Ask the cloud experts
Answers to private cloud implementation problems that might pop up.
If you choose to use a private cloud provider instead of building a cloud on premises, you still have to manage and secure the data users store. Continue Reading
IT chargebacks are meant to hold departments accountable for the private cloud resources they consume, but showbacks might be a better option. Instead of making departments pay the company back for what they use, showbacks give a visual representation of a group's cloud use. Continue Reading
Anticipating future hardware needs can be a difficult part of planning for a private cloud. And so can teaching users what acceptable cloud use looks like.
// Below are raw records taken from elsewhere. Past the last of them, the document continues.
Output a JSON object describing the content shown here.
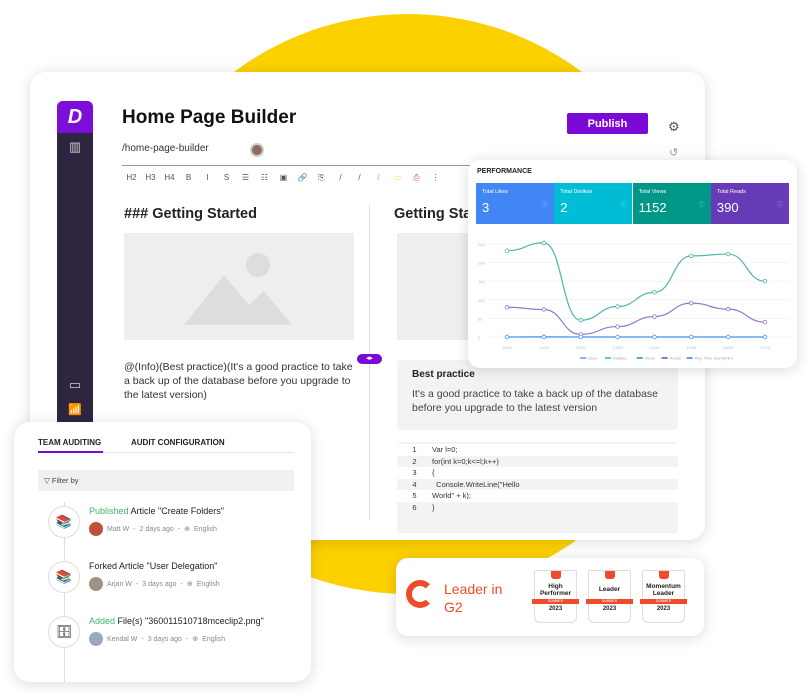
{
  "editor": {
    "title": "Home Page Builder",
    "slug": "/home-page-builder",
    "publish_label": "Publish",
    "toolbar": [
      "H2",
      "H3",
      "H4",
      "B",
      "I",
      "S",
      "☰",
      "☷",
      "▣",
      "🔗",
      "⎘",
      "/",
      "/",
      "/",
      "▭",
      "⎙",
      "⋮"
    ],
    "left_heading": "### Getting Started",
    "left_text": "@(Info)(Best practice)(It's a good practice to take a back up of the database before you upgrade to the latest version)",
    "right_heading": "Getting Started",
    "best_practice": {
      "title": "Best practice",
      "body": "It's a good practice to take a back up of the database before you upgrade to the latest version"
    },
    "code": [
      {
        "n": "1",
        "t": "Var l=0;"
      },
      {
        "n": "2",
        "t": "for(int k=0;k<=l;k++)"
      },
      {
        "n": "3",
        "t": "{"
      },
      {
        "n": "4",
        "t": "  Console.WriteLine(\"Hello"
      },
      {
        "n": "5",
        "t": "World\" + k);"
      },
      {
        "n": "6",
        "t": "}"
      }
    ]
  },
  "performance": {
    "title": "PERFORMANCE",
    "tiles": [
      {
        "label": "Total Likes",
        "value": "3",
        "color": "#4285F4"
      },
      {
        "label": "Total Dislikes",
        "value": "2",
        "color": "#00BCD4"
      },
      {
        "label": "Total Views",
        "value": "1152",
        "color": "#009688"
      },
      {
        "label": "Total Reads",
        "value": "390",
        "color": "#673AB7"
      }
    ]
  },
  "chart_data": {
    "type": "line",
    "categories": [
      "10/09",
      "11/09",
      "12/09",
      "13/09",
      "14/09",
      "15/09",
      "16/09",
      "17/09"
    ],
    "ylim": [
      0,
      250
    ],
    "yticks": [
      0,
      50,
      100,
      150,
      200,
      250
    ],
    "grid": true,
    "legend": "bottom",
    "series": [
      {
        "name": "Likes",
        "color": "#8AB4F8",
        "values": [
          0,
          1,
          0,
          0,
          0,
          0,
          0,
          0
        ]
      },
      {
        "name": "Dislikes",
        "color": "#4DD0E1",
        "values": [
          0,
          0,
          0,
          0,
          0,
          0,
          0,
          0
        ]
      },
      {
        "name": "Views",
        "color": "#4DB6AC",
        "values": [
          232,
          253,
          45,
          82,
          120,
          218,
          223,
          150
        ]
      },
      {
        "name": "Reads",
        "color": "#9575CD",
        "values": [
          80,
          74,
          7,
          28,
          55,
          91,
          75,
          40
        ]
      },
      {
        "name": "Avg. Time Spent(min)",
        "color": "#64A0F0",
        "values": [
          0,
          0,
          0,
          0,
          0,
          0,
          0,
          0
        ]
      }
    ]
  },
  "audit": {
    "tabs": [
      "TEAM AUDITING",
      "AUDIT CONFIGURATION"
    ],
    "filter_label": "Filter by",
    "items": [
      {
        "action": "Published",
        "rest": " Article \"Create Folders\"",
        "user": "Matt W",
        "time": "2 days ago",
        "lang": "English",
        "icon": "📚",
        "action_color": "#3dba6b",
        "avatar": "#c0503c"
      },
      {
        "action": "Forked",
        "rest": " Article \"User Delegation\"",
        "user": "Arjan W",
        "time": "3 days ago",
        "lang": "English",
        "icon": "📚",
        "action_color": "#222",
        "avatar": "#a09080"
      },
      {
        "action": "Added",
        "rest": " File(s) \"360011510718mceclip2.png\"",
        "user": "Kendal W",
        "time": "3 days ago",
        "lang": "English",
        "icon": "🗄",
        "action_color": "#3dba6b",
        "avatar": "#9aa8b8"
      }
    ]
  },
  "g2": {
    "text1": "Leader in",
    "text2": "G2",
    "logo_text": "G2",
    "badges": [
      {
        "name": "High Performer",
        "season": "SUMMER",
        "year": "2023"
      },
      {
        "name": "Leader",
        "season": "SUMMER",
        "year": "2023"
      },
      {
        "name": "Momentum Leader",
        "season": "SUMMER",
        "year": "2023"
      }
    ]
  }
}
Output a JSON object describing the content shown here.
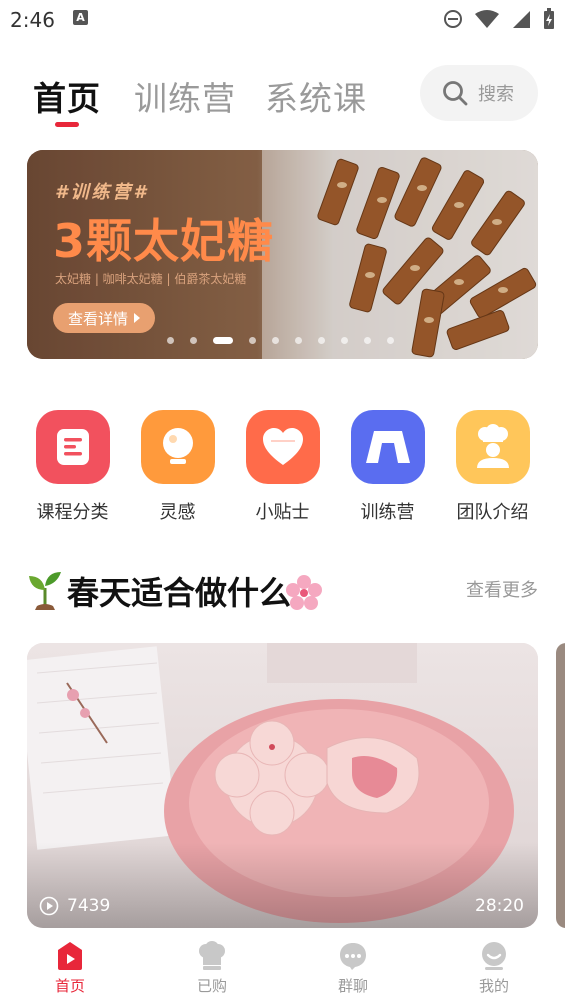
{
  "status": {
    "time": "2:46"
  },
  "tabs": {
    "home": "首页",
    "camp": "训练营",
    "course": "系统课"
  },
  "search": {
    "label": "搜索"
  },
  "banner": {
    "tag": "#训练营#",
    "title": "3颗太妃糖",
    "subtitle": "太妃糖 | 咖啡太妃糖 | 伯爵茶太妃糖",
    "button": "查看详情",
    "dot_count": 10,
    "active_dot": 2
  },
  "quick_links": [
    {
      "label": "课程分类",
      "icon": "document-icon",
      "color": "#f2515e"
    },
    {
      "label": "灵感",
      "icon": "lightbulb-icon",
      "color": "#ff9a3c"
    },
    {
      "label": "小贴士",
      "icon": "heart-icon",
      "color": "#ff6b4a"
    },
    {
      "label": "训练营",
      "icon": "camp-icon",
      "color": "#5a6df0"
    },
    {
      "label": "团队介绍",
      "icon": "chef-icon",
      "color": "#ffc65a"
    }
  ],
  "section": {
    "title": "春天适合做什么",
    "more": "查看更多"
  },
  "video": {
    "views": "7439",
    "duration": "28:20"
  },
  "nav": {
    "home": "首页",
    "bought": "已购",
    "group": "群聊",
    "mine": "我的"
  },
  "colors": {
    "accent": "#e8273a"
  }
}
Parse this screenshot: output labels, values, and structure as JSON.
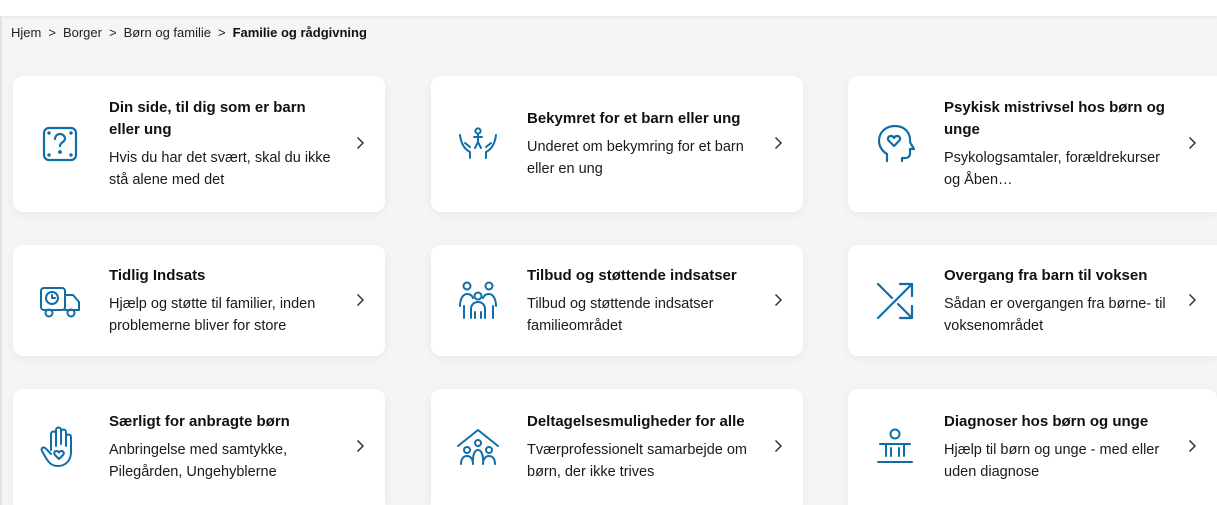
{
  "breadcrumb": {
    "items": [
      "Hjem",
      "Borger",
      "Børn og familie"
    ],
    "separator": ">",
    "current": "Familie og rådgivning"
  },
  "theme": {
    "accent": "#0f6ea8",
    "background": "#f5f5f5",
    "card": "#ffffff"
  },
  "cards": [
    {
      "title": "Din side, til dig som er barn eller ung",
      "desc": "Hvis du har det svært, skal du ikke stå alene med det",
      "icon": "question-box-icon"
    },
    {
      "title": "Bekymret for et barn eller ung",
      "desc": "Underet om bekymring for et barn eller en ung",
      "icon": "child-in-hands-icon"
    },
    {
      "title": "Psykisk mistrivsel hos børn og unge",
      "desc": "Psykologsamtaler, forældrekurser og Åben…",
      "icon": "head-heart-icon"
    },
    {
      "title": "Tidlig Indsats",
      "desc": "Hjælp og støtte til familier, inden problemerne bliver for store",
      "icon": "delivery-truck-clock-icon"
    },
    {
      "title": "Tilbud og støttende indsatser",
      "desc": "Tilbud og støttende indsatser familieområdet",
      "icon": "family-group-icon"
    },
    {
      "title": "Overgang fra barn til voksen",
      "desc": "Sådan er overgangen fra børne- til voksenområdet",
      "icon": "crossing-arrows-icon"
    },
    {
      "title": "Særligt for anbragte børn",
      "desc": "Anbringelse med samtykke, Pilegården, Ungehyblerne",
      "icon": "hand-heart-icon"
    },
    {
      "title": "Deltagelsesmuligheder for alle",
      "desc": "Tværprofessionelt samarbejde om børn, der ikke trives",
      "icon": "house-people-icon"
    },
    {
      "title": "Diagnoser hos børn og unge",
      "desc": "Hjælp til børn og unge - med eller uden diagnose",
      "icon": "person-diagnosis-icon"
    }
  ]
}
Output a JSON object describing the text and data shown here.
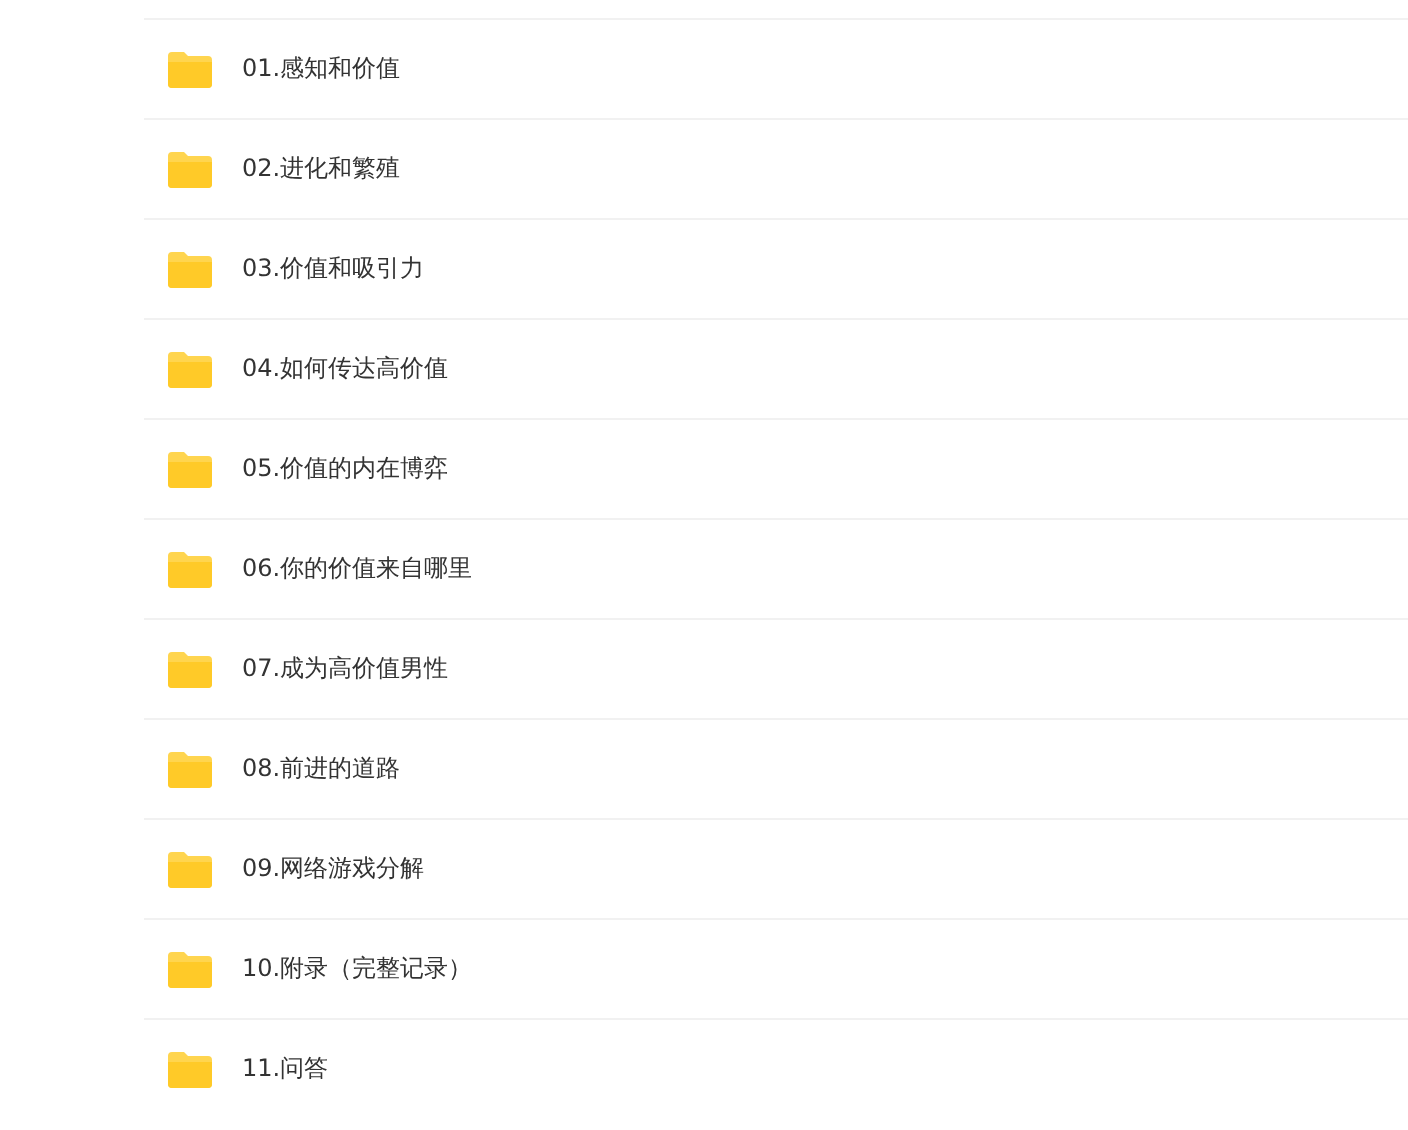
{
  "folders": [
    {
      "name": "01.感知和价值"
    },
    {
      "name": "02.进化和繁殖"
    },
    {
      "name": "03.价值和吸引力"
    },
    {
      "name": "04.如何传达高价值"
    },
    {
      "name": "05.价值的内在博弈"
    },
    {
      "name": "06.你的价值来自哪里"
    },
    {
      "name": "07.成为高价值男性"
    },
    {
      "name": "08.前进的道路"
    },
    {
      "name": "09.网络游戏分解"
    },
    {
      "name": "10.附录（完整记录）"
    },
    {
      "name": "11.问答"
    }
  ]
}
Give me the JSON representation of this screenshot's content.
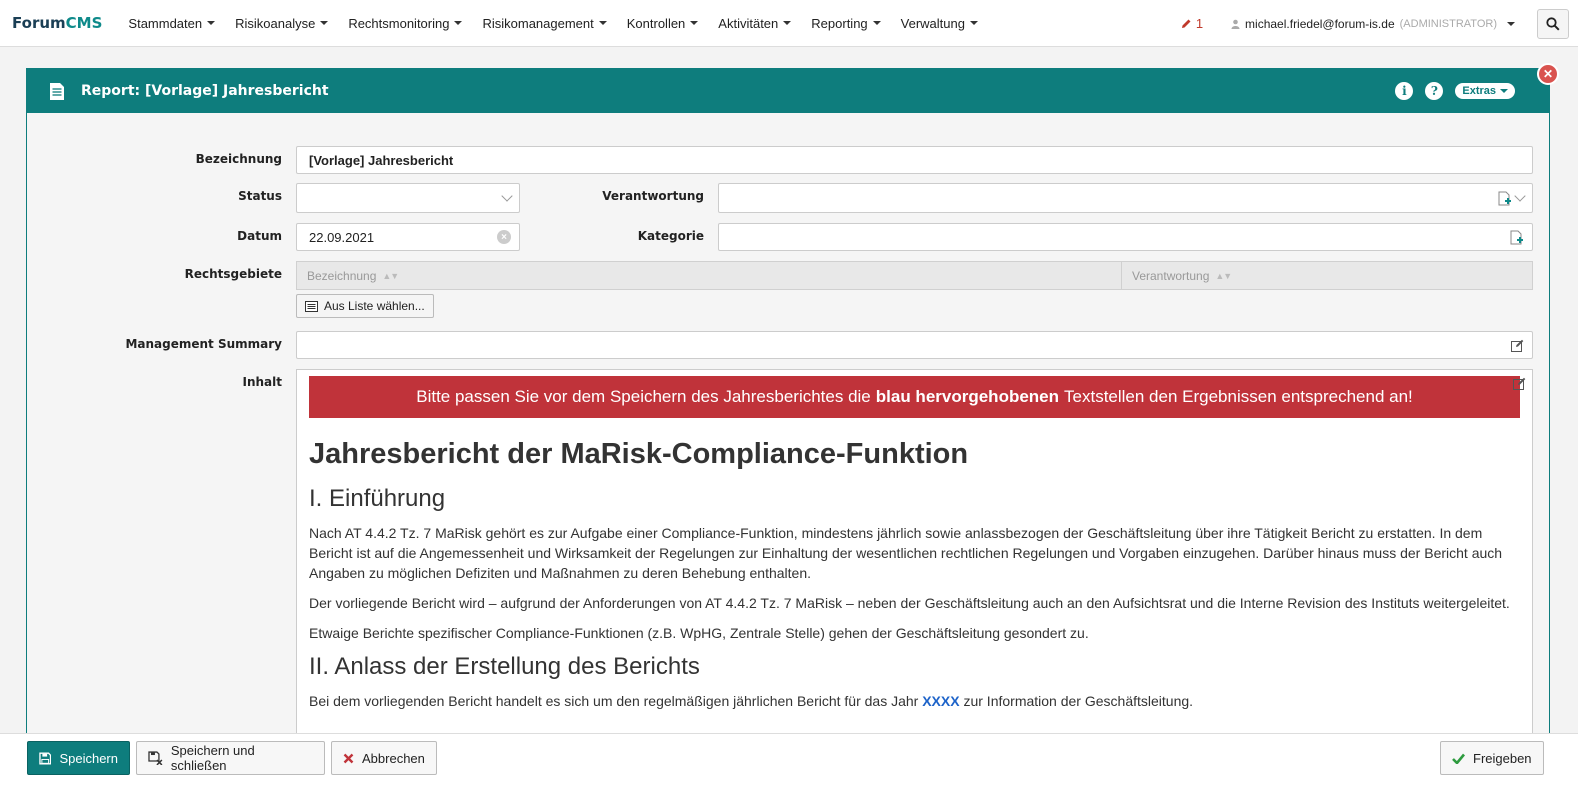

Continue Reading
Using commodity hardware and OpenStack for your private cloud can help save money, but you need the in-house expertise to manage open source cloud software. Additionally, solid-state drives and all-flash arrays improve performance, so you can use fewer servers and save a few bucks there. Continue Reading